I was working on a build of SharePoint that is post beta 2 today, and found that one of my custom high trust apps I had built would no longer work. In looking at the ULS logs I was getting the dreaded “The issuer of the token is not a trusted issuer” error message. I think this is the equivalent of “generic error” for the new app model, because I seem to run into in multiple scenarios, none of which have been an actual certificate trust error yet. In any case, what I eventually determined is that there has been change since beta 2 in how certificates are used for high trust apps. When you create a new SPTrustedSecurityTokenIssuer, you have to provide a certificate that is going to be used. Depending on how you configure that SPTrustedSecurityTokenIssuer though will determine whether it can be used to sign OAuth tokens for a single application or multiple applications. In order to use it with multiple applications (as defined by the App ID, which will become the “client ID” when SharePoint ships), the SPTrustedSecurityTokenIssuer has to be configured as a trust broker. If you don’t do this (which you didn’t have to do in beta 2), then your SPTrustedSecurityTokenIssuer only works with one app.

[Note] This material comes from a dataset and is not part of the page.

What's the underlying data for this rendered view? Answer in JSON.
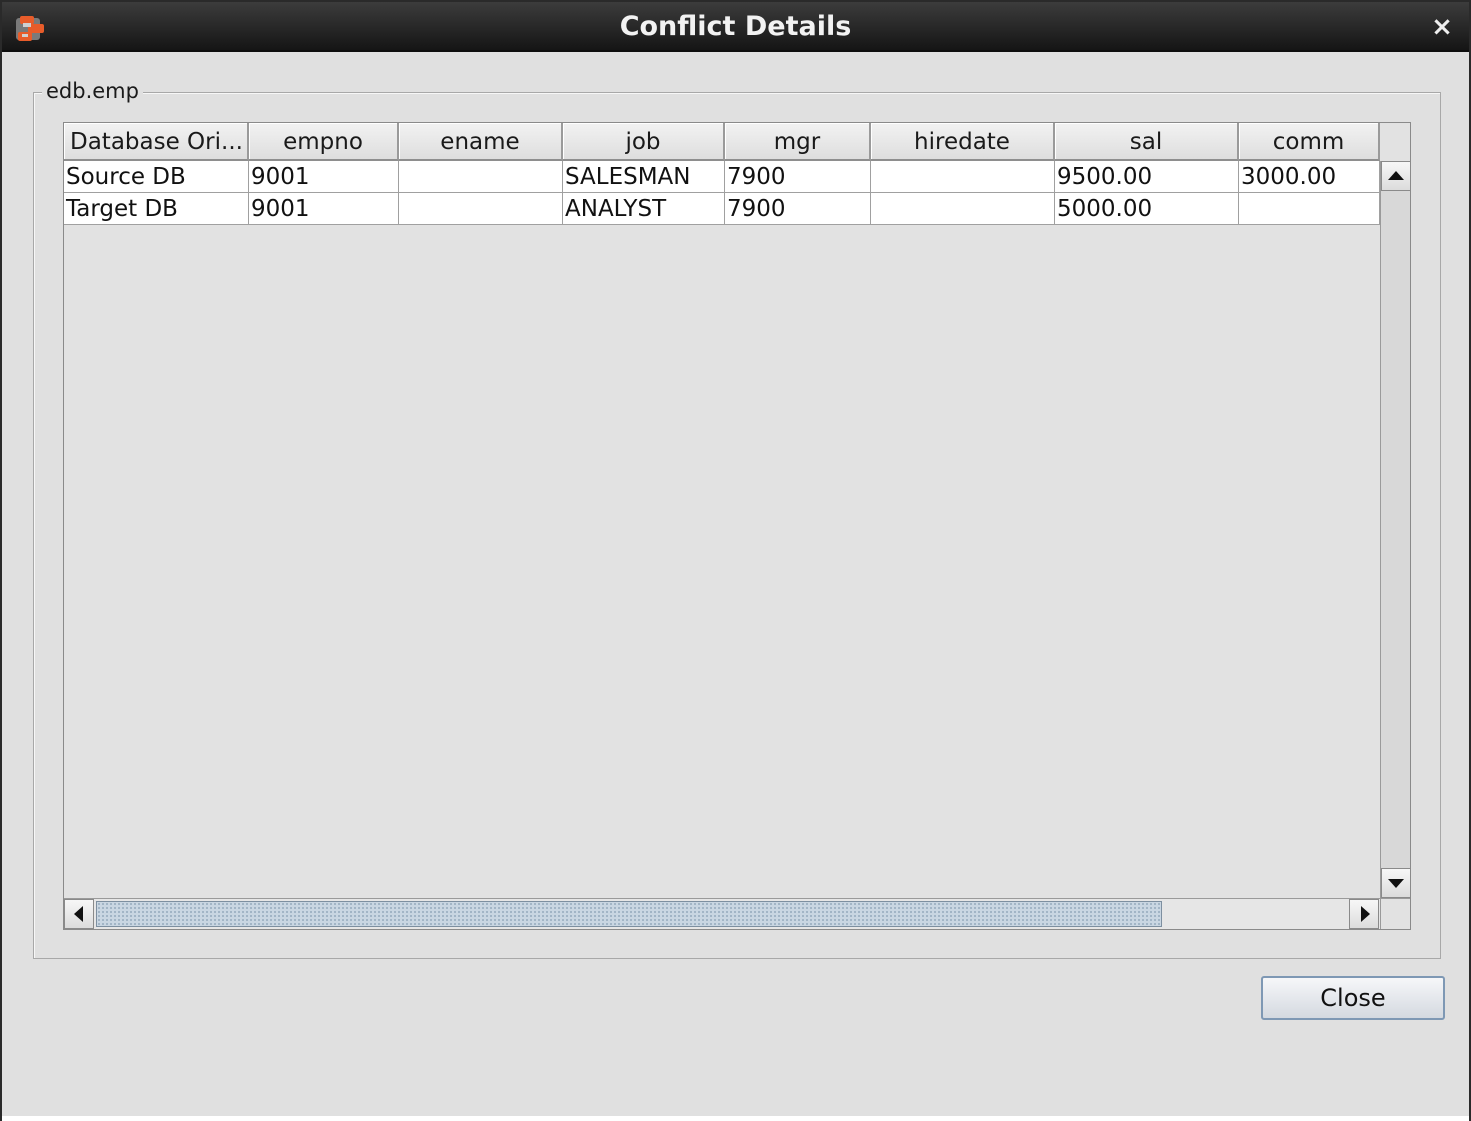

The solution fortunately is easy enough – when you use the New-SPTrustedSecurityTokenIssuer cmdlet, there is an -IsTrustBroker flag that you can include. Just use that and you will be good to. Just another troubleshooting tip for that elusive “issuer of the token is not a trusted issuer” error. Actually now that I think about it I suppose you might even argue that this error fits this situation, in that the certificate that was used to sign the token is not trusted for that particular app. It’s a little less than crystal clear though, and probably somewhat confusing compared to the reasons you get this same error with the SPTrustedSecurityTokenIssuer’s big brother, the SPTrustedIdentityTokenIssuer.